The full set of lines below has to be duplicated exactly, with no picture kept.

Data extracted from a collection:

◆ ◆ ◆ ◆ ◆ ◆ ◆

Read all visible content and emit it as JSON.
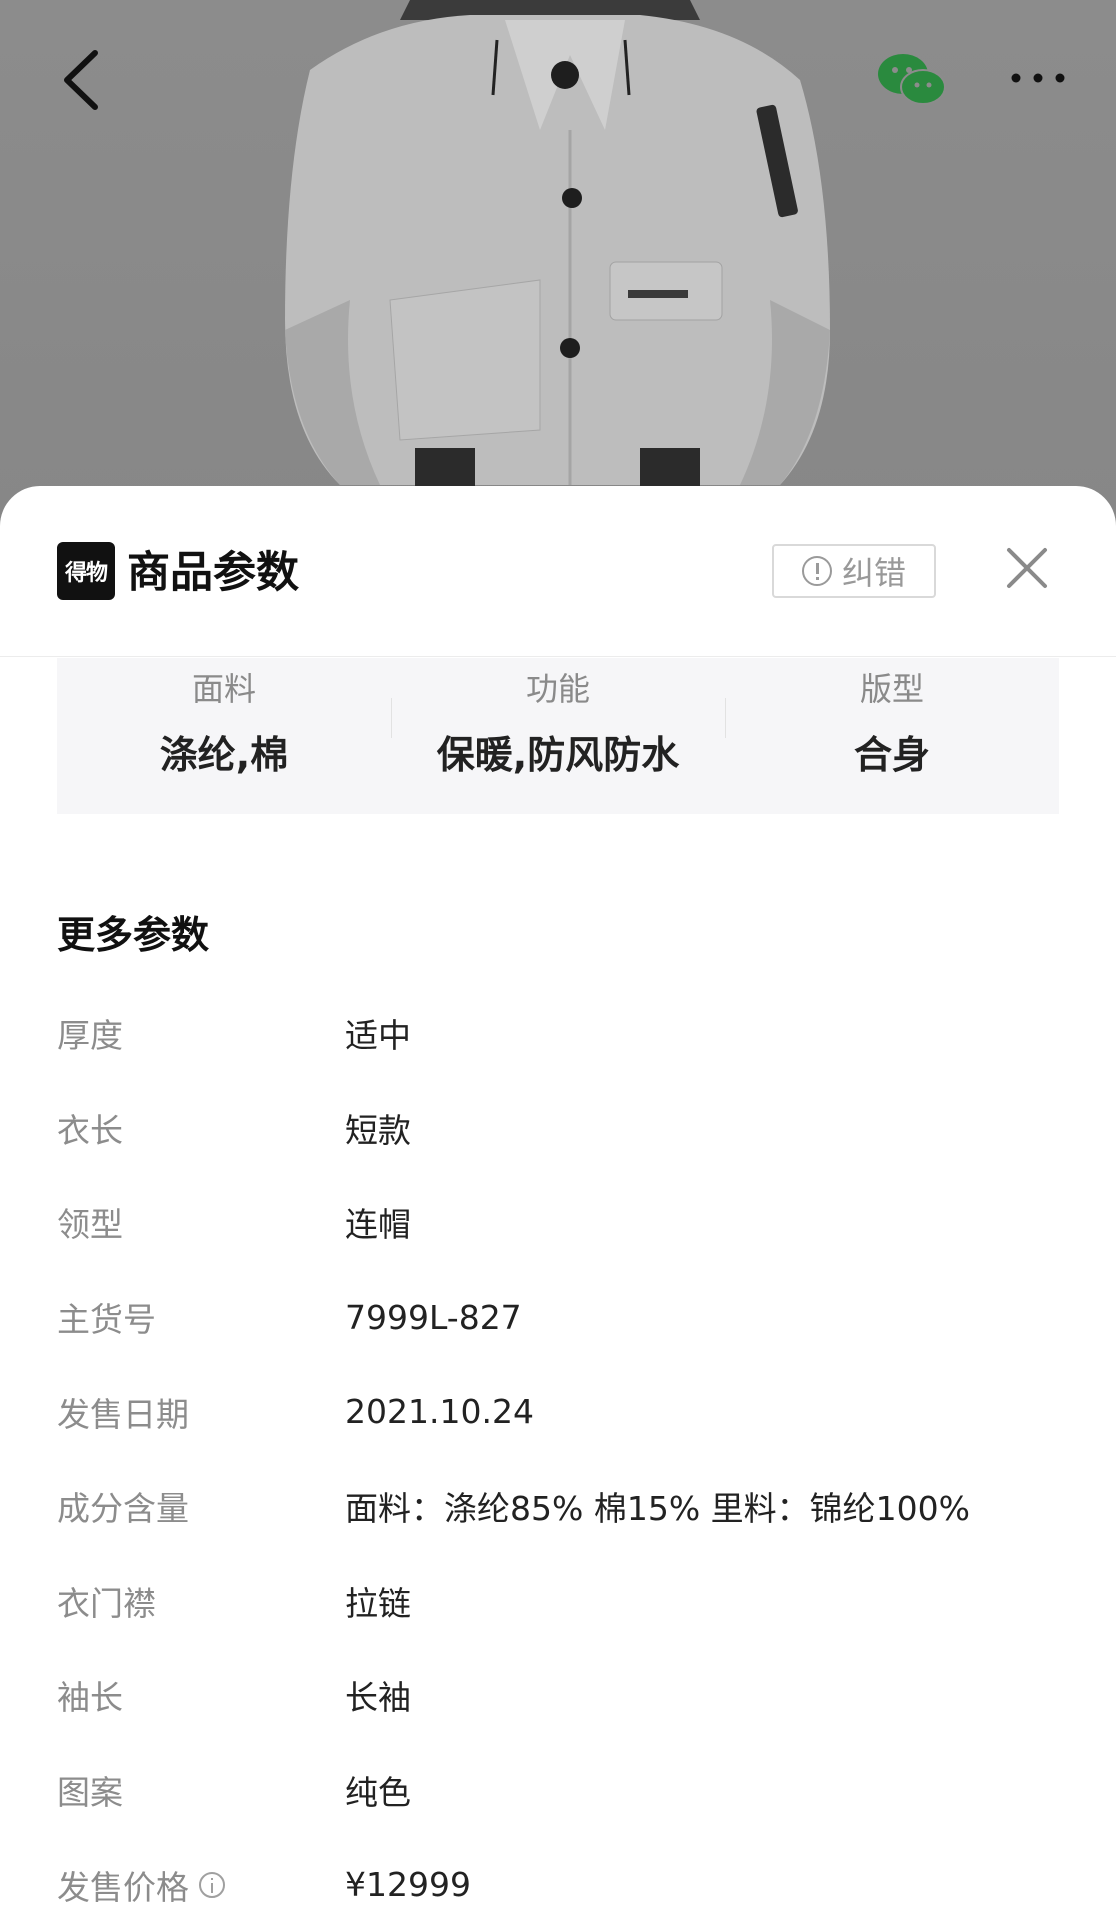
{
  "sheet": {
    "brand_logo_text": "得物",
    "title": "商品参数",
    "report_label": "纠错"
  },
  "key_params": [
    {
      "label": "面料",
      "value": "涤纶,棉"
    },
    {
      "label": "功能",
      "value": "保暖,防风防水"
    },
    {
      "label": "版型",
      "value": "合身"
    }
  ],
  "more_params": {
    "title": "更多参数",
    "rows": [
      {
        "key": "厚度",
        "value": "适中"
      },
      {
        "key": "衣长",
        "value": "短款"
      },
      {
        "key": "领型",
        "value": "连帽"
      },
      {
        "key": "主货号",
        "value": "7999L-827"
      },
      {
        "key": "发售日期",
        "value": "2021.10.24"
      },
      {
        "key": "成分含量",
        "value": "面料：涤纶85% 棉15% 里料：锦纶100%"
      },
      {
        "key": "衣门襟",
        "value": "拉链"
      },
      {
        "key": "袖长",
        "value": "长袖"
      },
      {
        "key": "图案",
        "value": "纯色"
      },
      {
        "key": "发售价格",
        "value": "¥12999"
      }
    ]
  }
}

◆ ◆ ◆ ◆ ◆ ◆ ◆

▶ [Response for this exercise]:
Read all visible content and emit it as JSON.
{
  "sheet": {
    "brand_logo_text": "得物",
    "title": "商品参数",
    "report_label": "纠错"
  },
  "key_params": [
    {
      "label": "面料",
      "value": "涤纶,棉"
    },
    {
      "label": "功能",
      "value": "保暖,防风防水"
    },
    {
      "label": "版型",
      "value": "合身"
    }
  ],
  "more_params": {
    "title": "更多参数",
    "rows": [
      {
        "key": "厚度",
        "value": "适中"
      },
      {
        "key": "衣长",
        "value": "短款"
      },
      {
        "key": "领型",
        "value": "连帽"
      },
      {
        "key": "主货号",
        "value": "7999L-827"
      },
      {
        "key": "发售日期",
        "value": "2021.10.24"
      },
      {
        "key": "成分含量",
        "value": "面料：涤纶85% 棉15% 里料：锦纶100%"
      },
      {
        "key": "衣门襟",
        "value": "拉链"
      },
      {
        "key": "袖长",
        "value": "长袖"
      },
      {
        "key": "图案",
        "value": "纯色"
      },
      {
        "key": "发售价格",
        "value": "¥12999"
      }
    ]
  }
}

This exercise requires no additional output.